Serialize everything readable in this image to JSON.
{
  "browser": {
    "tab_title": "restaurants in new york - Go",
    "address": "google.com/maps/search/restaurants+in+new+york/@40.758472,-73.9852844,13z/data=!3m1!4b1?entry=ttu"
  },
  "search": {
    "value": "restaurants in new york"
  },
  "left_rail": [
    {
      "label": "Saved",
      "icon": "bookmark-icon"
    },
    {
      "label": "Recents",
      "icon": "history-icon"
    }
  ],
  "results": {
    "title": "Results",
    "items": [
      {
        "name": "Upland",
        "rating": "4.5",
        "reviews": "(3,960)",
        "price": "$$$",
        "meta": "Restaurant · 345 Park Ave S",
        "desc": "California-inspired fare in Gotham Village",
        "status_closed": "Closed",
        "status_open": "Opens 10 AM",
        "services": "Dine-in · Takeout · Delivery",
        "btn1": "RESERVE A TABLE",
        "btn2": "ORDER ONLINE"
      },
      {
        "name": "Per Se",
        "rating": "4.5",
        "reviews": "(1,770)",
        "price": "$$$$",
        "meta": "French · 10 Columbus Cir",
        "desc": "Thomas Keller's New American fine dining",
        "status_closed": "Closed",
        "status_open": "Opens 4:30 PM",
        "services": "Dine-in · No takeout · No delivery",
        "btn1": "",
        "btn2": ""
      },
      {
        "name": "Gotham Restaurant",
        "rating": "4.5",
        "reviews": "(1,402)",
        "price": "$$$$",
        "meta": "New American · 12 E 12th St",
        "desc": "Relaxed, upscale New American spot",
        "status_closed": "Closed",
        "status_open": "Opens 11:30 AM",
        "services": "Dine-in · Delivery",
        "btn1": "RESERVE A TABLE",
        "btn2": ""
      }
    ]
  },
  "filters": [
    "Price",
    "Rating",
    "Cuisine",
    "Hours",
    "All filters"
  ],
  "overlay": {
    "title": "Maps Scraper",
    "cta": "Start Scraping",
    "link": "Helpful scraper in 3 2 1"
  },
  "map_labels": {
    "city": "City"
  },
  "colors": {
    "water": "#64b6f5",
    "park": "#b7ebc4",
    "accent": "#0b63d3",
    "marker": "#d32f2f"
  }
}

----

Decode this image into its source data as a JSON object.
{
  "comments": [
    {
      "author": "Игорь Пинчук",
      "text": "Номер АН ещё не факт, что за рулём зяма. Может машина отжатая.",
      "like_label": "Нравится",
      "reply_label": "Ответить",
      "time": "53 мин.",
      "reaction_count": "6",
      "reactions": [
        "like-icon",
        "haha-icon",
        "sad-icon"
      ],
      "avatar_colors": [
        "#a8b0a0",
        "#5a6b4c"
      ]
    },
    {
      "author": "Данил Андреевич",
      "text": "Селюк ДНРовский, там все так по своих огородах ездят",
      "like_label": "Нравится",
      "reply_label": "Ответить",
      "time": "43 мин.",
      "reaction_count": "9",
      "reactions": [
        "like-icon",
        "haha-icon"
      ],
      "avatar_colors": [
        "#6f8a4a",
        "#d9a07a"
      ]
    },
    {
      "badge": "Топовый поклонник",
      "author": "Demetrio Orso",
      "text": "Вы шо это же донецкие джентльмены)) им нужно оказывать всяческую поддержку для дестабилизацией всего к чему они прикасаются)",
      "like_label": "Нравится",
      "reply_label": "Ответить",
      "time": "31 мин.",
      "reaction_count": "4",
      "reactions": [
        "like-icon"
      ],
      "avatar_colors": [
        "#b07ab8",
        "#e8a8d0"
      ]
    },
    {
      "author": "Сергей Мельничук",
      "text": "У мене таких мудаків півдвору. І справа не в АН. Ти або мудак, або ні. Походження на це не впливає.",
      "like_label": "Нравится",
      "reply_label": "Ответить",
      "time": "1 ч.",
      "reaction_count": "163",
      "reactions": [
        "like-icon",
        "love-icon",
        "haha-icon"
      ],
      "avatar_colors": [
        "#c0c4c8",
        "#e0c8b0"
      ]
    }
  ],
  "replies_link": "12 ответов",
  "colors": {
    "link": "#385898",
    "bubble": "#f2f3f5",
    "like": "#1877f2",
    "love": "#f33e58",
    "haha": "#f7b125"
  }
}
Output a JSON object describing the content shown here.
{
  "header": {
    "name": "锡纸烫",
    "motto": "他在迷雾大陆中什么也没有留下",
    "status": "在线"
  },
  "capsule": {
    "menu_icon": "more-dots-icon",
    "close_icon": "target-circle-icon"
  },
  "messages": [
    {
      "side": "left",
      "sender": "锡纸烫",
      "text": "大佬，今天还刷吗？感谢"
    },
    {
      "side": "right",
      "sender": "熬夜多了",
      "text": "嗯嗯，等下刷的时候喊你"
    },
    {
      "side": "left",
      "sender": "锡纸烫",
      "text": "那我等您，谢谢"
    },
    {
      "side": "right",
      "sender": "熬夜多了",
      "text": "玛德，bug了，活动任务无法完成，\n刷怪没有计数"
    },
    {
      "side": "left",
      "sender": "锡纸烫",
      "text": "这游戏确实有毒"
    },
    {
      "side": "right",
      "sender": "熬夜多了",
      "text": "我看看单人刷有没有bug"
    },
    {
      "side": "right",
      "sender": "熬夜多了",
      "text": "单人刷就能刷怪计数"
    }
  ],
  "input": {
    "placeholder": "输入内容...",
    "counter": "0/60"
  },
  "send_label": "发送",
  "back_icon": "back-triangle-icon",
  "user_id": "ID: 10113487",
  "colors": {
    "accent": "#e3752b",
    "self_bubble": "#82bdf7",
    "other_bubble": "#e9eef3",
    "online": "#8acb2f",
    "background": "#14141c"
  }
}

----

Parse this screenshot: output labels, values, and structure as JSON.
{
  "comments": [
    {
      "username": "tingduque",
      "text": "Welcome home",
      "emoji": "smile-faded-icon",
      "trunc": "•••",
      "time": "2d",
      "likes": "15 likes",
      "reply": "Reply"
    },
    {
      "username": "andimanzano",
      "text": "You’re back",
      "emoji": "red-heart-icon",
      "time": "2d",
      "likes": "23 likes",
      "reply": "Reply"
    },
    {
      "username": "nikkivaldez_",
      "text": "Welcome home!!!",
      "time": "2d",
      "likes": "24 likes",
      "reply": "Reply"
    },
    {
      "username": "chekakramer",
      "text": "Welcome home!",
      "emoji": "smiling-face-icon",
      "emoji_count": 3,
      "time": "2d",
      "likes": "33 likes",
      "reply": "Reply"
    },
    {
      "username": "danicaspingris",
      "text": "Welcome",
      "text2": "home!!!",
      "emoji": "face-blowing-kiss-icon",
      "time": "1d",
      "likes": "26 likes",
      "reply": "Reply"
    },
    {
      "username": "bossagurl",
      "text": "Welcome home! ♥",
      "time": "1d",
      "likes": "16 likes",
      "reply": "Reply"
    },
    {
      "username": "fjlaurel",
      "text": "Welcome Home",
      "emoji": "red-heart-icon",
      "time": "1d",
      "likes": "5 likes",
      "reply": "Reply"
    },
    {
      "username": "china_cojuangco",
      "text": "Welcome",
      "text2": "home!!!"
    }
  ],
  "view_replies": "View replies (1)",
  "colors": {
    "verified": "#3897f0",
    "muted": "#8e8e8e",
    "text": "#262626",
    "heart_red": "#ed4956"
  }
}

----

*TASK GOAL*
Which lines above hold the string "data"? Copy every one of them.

*ANSWER TO THIS EXERCISE*
    "address": "google.com/maps/search/restaurants+in+new+york/@40.758472,-73.9852844,13z/data=!3m1!4b1?entry=ttu"
Decode this image into its source data as a JSON object.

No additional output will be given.